A few weeks ago, a constituent of mine in the University District who recently relocated from New York City told me that he had a harder time finding a contractor, and it cost more for the remodel on his house, here than it would have in New York.
Here in little old Missoula, Montana?
Well, it all relates back to the core issue of workforce development in the trades, which is one of the factors (of which there are many) that contribute to our affordable housing crisis. Following presentations to City Council by the Department of Labor, several unions and several contractors regarding the value of incorporating registered apprentices on public works projects, City Councilor Heather Harp and I took up this issue.
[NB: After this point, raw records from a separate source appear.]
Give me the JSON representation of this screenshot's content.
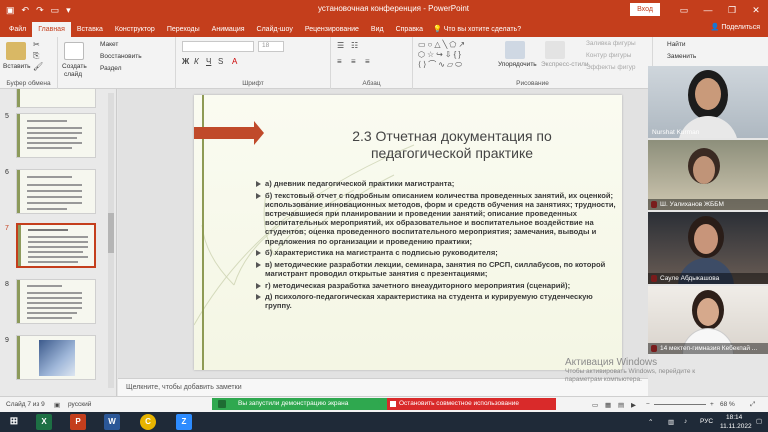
{
  "window": {
    "title": "установочная конференция - PowerPoint",
    "signin": "Вход",
    "controls": [
      "—",
      "❐",
      "✕"
    ],
    "share": "Поделиться",
    "tell_me": "Что вы хотите сделать?"
  },
  "tabs": [
    {
      "label": "Файл"
    },
    {
      "label": "Главная",
      "active": true
    },
    {
      "label": "Вставка"
    },
    {
      "label": "Конструктор"
    },
    {
      "label": "Переходы"
    },
    {
      "label": "Анимация"
    },
    {
      "label": "Слайд-шоу"
    },
    {
      "label": "Рецензирование"
    },
    {
      "label": "Вид"
    },
    {
      "label": "Справка"
    }
  ],
  "ribbon": {
    "clipboard": {
      "paste": "Вставить",
      "label": "Буфер обмена"
    },
    "slides": {
      "create": "Создать",
      "slide": "слайд",
      "layout": "Макет",
      "reset": "Восстановить",
      "section": "Раздел"
    },
    "font": {
      "label": "Шрифт",
      "size": "18"
    },
    "paragraph": {
      "label": "Абзац"
    },
    "drawing": {
      "label": "Рисование",
      "arrange": "Упорядочить",
      "styles": "Экспресс-стили",
      "fill": "Заливка фигуры",
      "outline": "Контур фигуры",
      "effects": "Эффекты фигур"
    },
    "editing": {
      "find": "Найти",
      "replace": "Заменить"
    }
  },
  "thumbnails": [
    {
      "num": "5",
      "lines": 6
    },
    {
      "num": "6",
      "lines": 6
    },
    {
      "num": "7",
      "lines": 7,
      "selected": true
    },
    {
      "num": "8",
      "lines": 7
    },
    {
      "num": "9",
      "photo": true
    }
  ],
  "slide": {
    "title": "2.3 Отчетная документация по педагогической практике",
    "bullets": [
      "а) дневник педагогической практики магистранта;",
      "б) текстовый отчет с подробным описанием количества проведенных занятий, их оценкой; использование инновационных методов, форм и средств обучения на занятиях; трудности, встречавшиеся при планировании и проведении занятий; описание проведенных воспитательных мероприятий, их образовательное и воспитательное воздействие на студентов; оценка проведенного воспитательного мероприятия; замечания, выводы и предложения по организации и проведению практики;",
      "б) характеристика на магистранта с подписью руководителя;",
      "в) методические разработки лекции, семинара, занятия по СРСП, силлабусов, по которой магистрант проводил открытые занятия с презентациями;",
      "г) методическая разработка зачетного внеаудиторного мероприятия (сценарий);",
      "д) психолого-педагогическая характеристика на студента и курируемую студенческую группу."
    ]
  },
  "notes_placeholder": "Щелкните, чтобы добавить заметки",
  "watermark": {
    "title": "Активация Windows",
    "line1": "Чтобы активировать Windows, перейдите к",
    "line2": "параметрам компьютера."
  },
  "participants": [
    {
      "name": "Nurshat Kurman"
    },
    {
      "name": "Ш. Уалиханов ЖББМ"
    },
    {
      "name": "Сауле Абдыкашова"
    },
    {
      "name": "14 мектеп-гимназия Кебекпай ..."
    }
  ],
  "status": {
    "slide_pos": "Слайд 7 из 9",
    "language": "русский",
    "sharing_msg": "Вы запустили демонстрацию экрана",
    "stop_label": "Остановить совместное использование",
    "zoom": "68 %"
  },
  "taskbar": {
    "apps": [
      "X",
      "P",
      "W",
      "C",
      "Z"
    ],
    "lang": "РУС",
    "time": "18:14",
    "date": "11.11.2022"
  }
}
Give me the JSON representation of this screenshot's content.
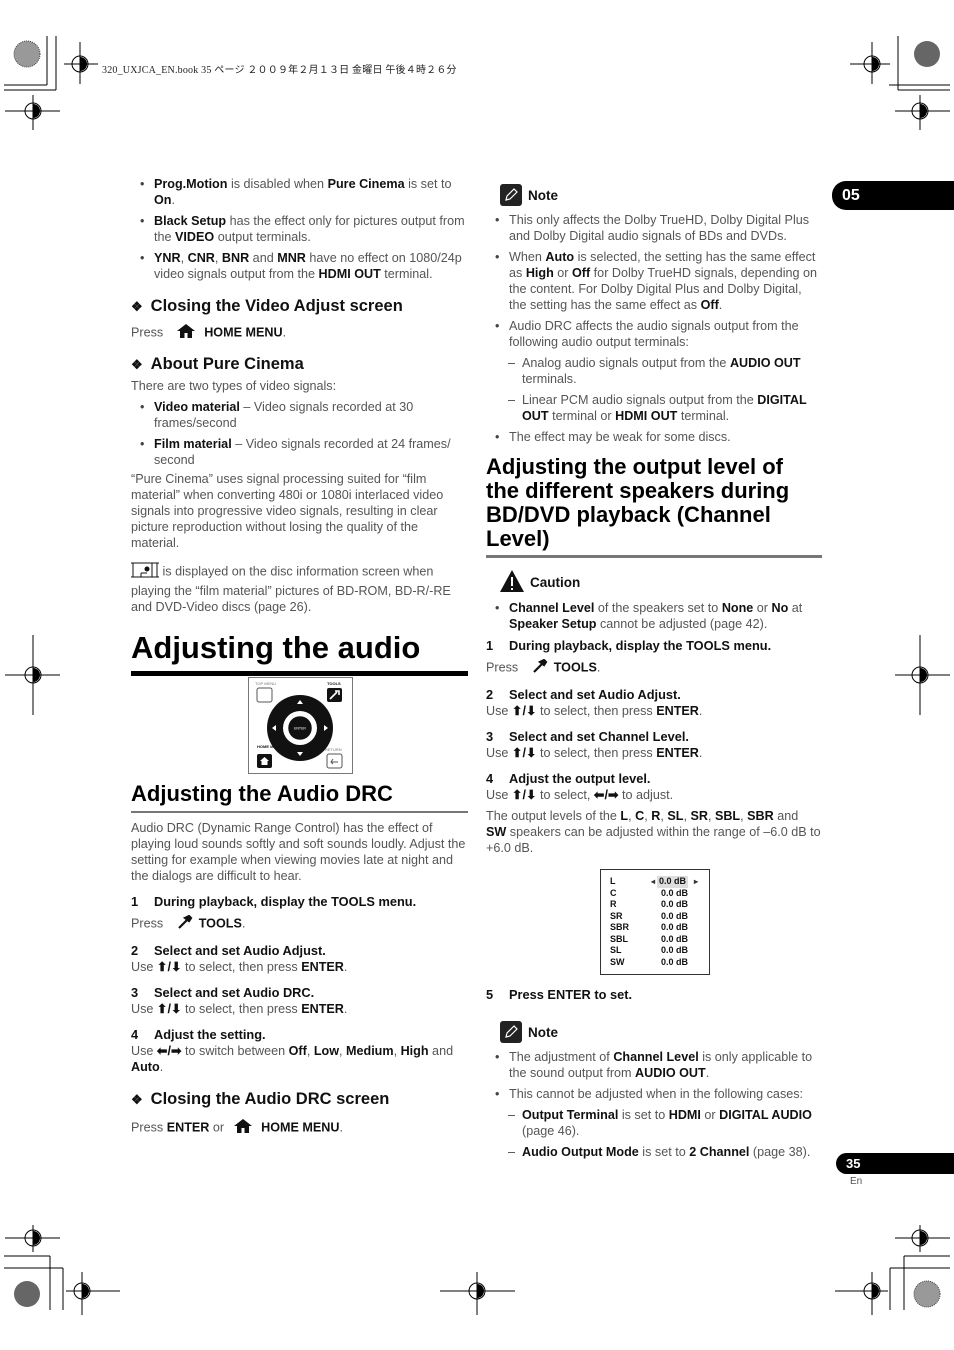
{
  "print_header": "320_UXJCA_EN.book  35 ページ  ２００９年２月１３日  金曜日  午後４時２６分",
  "chapter_tab": "05",
  "page_number": "35",
  "language": "En",
  "left": {
    "bullets_top": [
      {
        "runs": [
          [
            "b",
            "Prog.Motion"
          ],
          [
            "t",
            " is disabled when "
          ],
          [
            "b",
            "Pure Cinema"
          ],
          [
            "t",
            " is set to "
          ],
          [
            "b",
            "On"
          ],
          [
            "t",
            "."
          ]
        ]
      },
      {
        "runs": [
          [
            "b",
            "Black Setup"
          ],
          [
            "t",
            " has the effect only for pictures output from the "
          ],
          [
            "b",
            "VIDEO"
          ],
          [
            "t",
            " output terminals."
          ]
        ]
      },
      {
        "runs": [
          [
            "b",
            "YNR"
          ],
          [
            "t",
            ", "
          ],
          [
            "b",
            "CNR"
          ],
          [
            "t",
            ", "
          ],
          [
            "b",
            "BNR"
          ],
          [
            "t",
            " and "
          ],
          [
            "b",
            "MNR"
          ],
          [
            "t",
            " have no effect on 1080/24p video signals output from the "
          ],
          [
            "b",
            "HDMI OUT"
          ],
          [
            "t",
            " terminal."
          ]
        ]
      }
    ],
    "closing_video_heading": "Closing the Video Adjust screen",
    "closing_video_press": "Press",
    "closing_video_button": "HOME MENU",
    "about_pure_cinema_heading": "About Pure Cinema",
    "pure_cinema_intro": "There are two types of video signals:",
    "pure_cinema_bullets": [
      {
        "runs": [
          [
            "b",
            "Video material"
          ],
          [
            "t",
            " – Video signals recorded at 30 frames/second"
          ]
        ]
      },
      {
        "runs": [
          [
            "b",
            "Film material"
          ],
          [
            "t",
            " – Video signals recorded at 24 frames/ second"
          ]
        ]
      }
    ],
    "pure_cinema_para": "“Pure Cinema” uses signal processing suited for “film material” when converting 480i or 1080i interlaced video signals into progressive video signals, resulting in clear picture reproduction without losing the quality of the material.",
    "film_icon_para": " is displayed on the disc information screen when playing the “film material” pictures of BD-ROM, BD-R/-RE and DVD-Video discs (page 26).",
    "adjusting_audio_heading": "Adjusting the audio",
    "remote": {
      "top_menu": "TOP MENU",
      "tools": "TOOLS",
      "enter": "ENTER",
      "home_menu": "HOME MENU",
      "return": "RETURN"
    },
    "audio_drc_heading": "Adjusting the Audio DRC",
    "audio_drc_para": "Audio DRC (Dynamic Range Control) has the effect of playing loud sounds softly and soft sounds loudly. Adjust the setting for example when viewing movies late at night and the dialogs are difficult to hear.",
    "steps": [
      {
        "num": "1",
        "title": "During playback, display the TOOLS menu.",
        "press": "Press",
        "button": "TOOLS"
      },
      {
        "num": "2",
        "title": "Select and set Audio Adjust.",
        "use": "Use",
        "tail": " to select, then press ",
        "key": "ENTER"
      },
      {
        "num": "3",
        "title": "Select and set Audio DRC.",
        "use": "Use",
        "tail": " to select, then press ",
        "key": "ENTER"
      },
      {
        "num": "4",
        "title": "Adjust the setting.",
        "runs": [
          [
            "t",
            " to switch between "
          ],
          [
            "b",
            "Off"
          ],
          [
            "t",
            ", "
          ],
          [
            "b",
            "Low"
          ],
          [
            "t",
            ", "
          ],
          [
            "b",
            "Medium"
          ],
          [
            "t",
            ", "
          ],
          [
            "b",
            "High"
          ],
          [
            "t",
            " and "
          ],
          [
            "b",
            "Auto"
          ],
          [
            "t",
            "."
          ]
        ]
      }
    ],
    "closing_drc_heading": "Closing the Audio DRC screen",
    "closing_drc_press": "Press",
    "closing_drc_enter": "ENTER",
    "closing_drc_or": " or ",
    "closing_drc_button": "HOME MENU"
  },
  "right": {
    "note1_title": "Note",
    "note1_bullets": [
      {
        "runs": [
          [
            "t",
            "This only affects the Dolby TrueHD, Dolby Digital Plus and Dolby Digital audio signals of BDs and DVDs."
          ]
        ]
      },
      {
        "runs": [
          [
            "t",
            "When "
          ],
          [
            "b",
            "Auto"
          ],
          [
            "t",
            " is selected, the setting has the same effect as "
          ],
          [
            "b",
            "High"
          ],
          [
            "t",
            " or "
          ],
          [
            "b",
            "Off"
          ],
          [
            "t",
            " for Dolby TrueHD signals, depending on the content. For Dolby Digital Plus and Dolby Digital, the setting has the same effect as "
          ],
          [
            "b",
            "Off"
          ],
          [
            "t",
            "."
          ]
        ]
      },
      {
        "runs": [
          [
            "t",
            "Audio DRC affects the audio signals output from the following audio output terminals:"
          ]
        ]
      }
    ],
    "note1_dashes": [
      {
        "runs": [
          [
            "t",
            "Analog audio signals output from the "
          ],
          [
            "b",
            "AUDIO OUT"
          ],
          [
            "t",
            " terminals."
          ]
        ]
      },
      {
        "runs": [
          [
            "t",
            "Linear PCM audio signals output from the "
          ],
          [
            "b",
            "DIGITAL OUT"
          ],
          [
            "t",
            " terminal or "
          ],
          [
            "b",
            "HDMI OUT"
          ],
          [
            "t",
            " terminal."
          ]
        ]
      }
    ],
    "note1_last": "The effect may be weak for some discs.",
    "channel_heading": "Adjusting the output level of the different speakers during BD/DVD playback (Channel Level)",
    "caution_title": "Caution",
    "caution_bullet": {
      "runs": [
        [
          "b",
          "Channel Level"
        ],
        [
          "t",
          " of the speakers set to "
        ],
        [
          "b",
          "None"
        ],
        [
          "t",
          " or "
        ],
        [
          "b",
          "No"
        ],
        [
          "t",
          " at "
        ],
        [
          "b",
          "Speaker Setup"
        ],
        [
          "t",
          " cannot be adjusted (page 42)."
        ]
      ]
    },
    "steps": [
      {
        "num": "1",
        "title": "During playback, display the TOOLS menu.",
        "press": "Press",
        "button": "TOOLS"
      },
      {
        "num": "2",
        "title": "Select and set Audio Adjust.",
        "use": "Use",
        "tail": " to select, then press ",
        "key": "ENTER"
      },
      {
        "num": "3",
        "title": "Select and set Channel Level.",
        "use": "Use",
        "tail": " to select, then press ",
        "key": "ENTER"
      },
      {
        "num": "4",
        "title": "Adjust the output level.",
        "use": "Use",
        "mid": " to select, ",
        "tail": " to adjust."
      },
      {
        "num": "5",
        "title": "Press ENTER to set."
      }
    ],
    "levels_para": {
      "runs": [
        [
          "t",
          "The output levels of the "
        ],
        [
          "b",
          "L"
        ],
        [
          "t",
          ", "
        ],
        [
          "b",
          "C"
        ],
        [
          "t",
          ", "
        ],
        [
          "b",
          "R"
        ],
        [
          "t",
          ", "
        ],
        [
          "b",
          "SL"
        ],
        [
          "t",
          ", "
        ],
        [
          "b",
          "SR"
        ],
        [
          "t",
          ", "
        ],
        [
          "b",
          "SBL"
        ],
        [
          "t",
          ", "
        ],
        [
          "b",
          "SBR"
        ],
        [
          "t",
          " and "
        ],
        [
          "b",
          "SW"
        ],
        [
          "t",
          " speakers can be adjusted within the range of –6.0 dB to +6.0 dB."
        ]
      ]
    },
    "channel_levels": [
      {
        "ch": "L",
        "value": "0.0 dB",
        "selected": true
      },
      {
        "ch": "C",
        "value": "0.0 dB"
      },
      {
        "ch": "R",
        "value": "0.0 dB"
      },
      {
        "ch": "SR",
        "value": "0.0 dB"
      },
      {
        "ch": "SBR",
        "value": "0.0 dB"
      },
      {
        "ch": "SBL",
        "value": "0.0 dB"
      },
      {
        "ch": "SL",
        "value": "0.0 dB"
      },
      {
        "ch": "SW",
        "value": "0.0 dB"
      }
    ],
    "note2_title": "Note",
    "note2_bullets": [
      {
        "runs": [
          [
            "t",
            "The adjustment of "
          ],
          [
            "b",
            "Channel Level"
          ],
          [
            "t",
            " is only applicable to the sound output from "
          ],
          [
            "b",
            "AUDIO OUT"
          ],
          [
            "t",
            "."
          ]
        ]
      },
      {
        "runs": [
          [
            "t",
            "This cannot be adjusted when in the following cases:"
          ]
        ]
      }
    ],
    "note2_dashes": [
      {
        "runs": [
          [
            "b",
            "Output Terminal"
          ],
          [
            "t",
            " is set to "
          ],
          [
            "b",
            "HDMI"
          ],
          [
            "t",
            " or "
          ],
          [
            "b",
            "DIGITAL AUDIO"
          ],
          [
            "t",
            " (page 46)."
          ]
        ]
      },
      {
        "runs": [
          [
            "b",
            "Audio Output Mode"
          ],
          [
            "t",
            " is set to "
          ],
          [
            "b",
            "2 Channel"
          ],
          [
            "t",
            " (page 38)."
          ]
        ]
      }
    ]
  }
}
Heather and I worked on this issue for almost a year and had several listening sessions with many contractors. While some contractors are utilizing the state’s registered apprenticeship programs, for various reasons many are not. Many contractors are so busy they are just trying to make it day to day, week by week, with little time to strategize for the future.
In addition, Missoula College has been through a period of reinvention for the last several years, and is just now starting to pivot toward the future with a comprehensive plan to teach the trades. Also, Missoula County Public Schools (MCPS) recently hired a full-time apprenticeship coordinator (for not only the trades, but also other occupations) and would like to engage more.
The hope is to create more communication and networking in Missoula between these entities regarding workforce recruitment. Some of the bigger contractors in Missoula have their own in-house registered apprentice programs, but many other contractors do not and train new workers on an as-needed basis.
On Monday night, June 17, the Missoula City Council passed a resolution that addresses workforce shortages in the trades. Specifically, any public investment infrastructure projects done by the city that will cost $500,000 or more will have an incentive for contractors with registered apprentices. Contractors who demonstrate that 10 percent of the workforce they will put on the job are registered apprentices will receive a 5 percent bid preference. This means they bid the job, but their bid is considered to be lowered by 5 percent in order to be more competitive, yet they will get paid the full bid amount.
This bidding preference incentivizes contractors to engage with the Montana Department of Labor to start their own registered apprentice program within their company. However, if no bids from contractors with registered apprentices are received, the bidding process proceeds per the usual and the job is awarded.
Our resolution is a small step forward to address the workforce shortage. Montana, like the rest of the country, is experiencing a severe workforce shortage in the trades. This has come about for various reasons, including demographics as the older generation retires, the 2008 recession which forced many out of the trades due to lack of work and those workers never returned, and a cultural shift among young people, including wanting to make an impact on the world, seeking employment in the tech sector and not wanting to get dirty on the job. The bottom line is that, as our older generation retires from the trades, we are already woefully behind in filling those slots – and it will only get worse.
Yet as a city councilor, I consistently hear the refrain that Missoulians need better-paying jobs with health insurance and retirement benefits. Working in the trades as a registered apprentice is an excellent career path to eventually have a good-paying job with benefits sufficient to support a family and buy a house in Missoula (hallelujah!) Hard work? Absolutely, but worth it and it provides workers with an honest and substantive way to earn a living.
Working as a registered apprentice means receiving excellent training from the bottom up, promoting comprehensive safety training, and finally it results in no student loans since you earn as you learn. Also, if a worker completes a registered apprenticeship, their experience and seniority will be recognized and rewarded in other states. Nowadays, most people relocate several times during their lifetime, and as a registered apprentice, their earnings in a new community will reflect their experience and training.
The resolution passed by the City Council in no way completely solves this problem, but is a small nudge to incentivize contractors to recruit people into the trades, and to do it in a safety oriented, structured way that benefits both employer and employee. Government has limited tools, but this is a small step in the right direction.
The much bigger conversation is to engage our community of Missoula in acknowledging the lack of workforce and to work together to address it. It means talking to our youth and educating them on the benefits of going into the trades, and working with MCPS and Missoula College to connect, communicate with, and recruit kids to pursue these careers. Additionally, Missoula Economic Partnership is taking an active role in facilitating communication on this issue, as the lack of workforce in the trades impacts Missoula’s business development in general. If Missoula has a coordinated effort on all fronts to promote workforce recruitment, our community will be better off.
Gwen Jones is a Ward 3 city councilor for the city of Missoula.